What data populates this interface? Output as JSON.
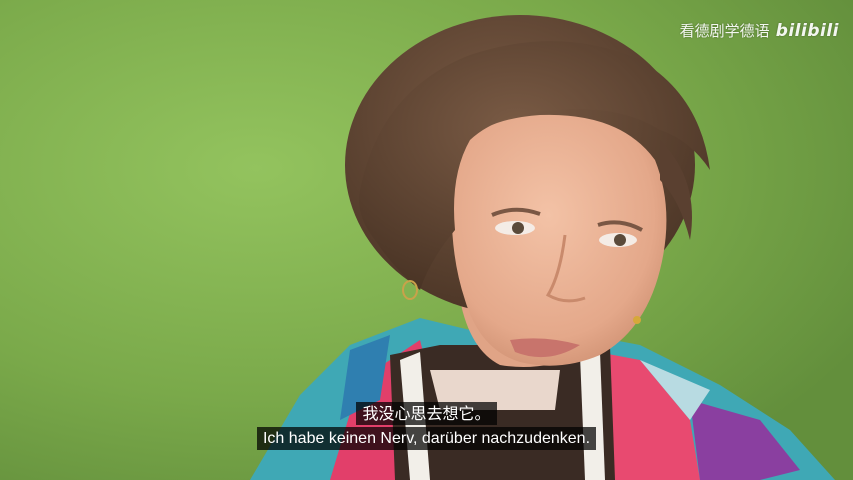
{
  "video": {
    "watermark": {
      "channel": "看德剧学德语",
      "logo": "bilibili"
    },
    "subtitles": {
      "chinese": "我没心思去想它。",
      "german": "Ich habe keinen Nerv, darüber nachzudenken."
    }
  }
}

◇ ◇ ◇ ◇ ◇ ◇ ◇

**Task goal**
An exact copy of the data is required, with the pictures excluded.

**Written response**
What data populates this interface? Output as JSON.
{
  "video": {
    "watermark": {
      "channel": "看德剧学德语",
      "logo": "bilibili"
    },
    "subtitles": {
      "chinese": "我没心思去想它。",
      "german": "Ich habe keinen Nerv, darüber nachzudenken."
    }
  }
}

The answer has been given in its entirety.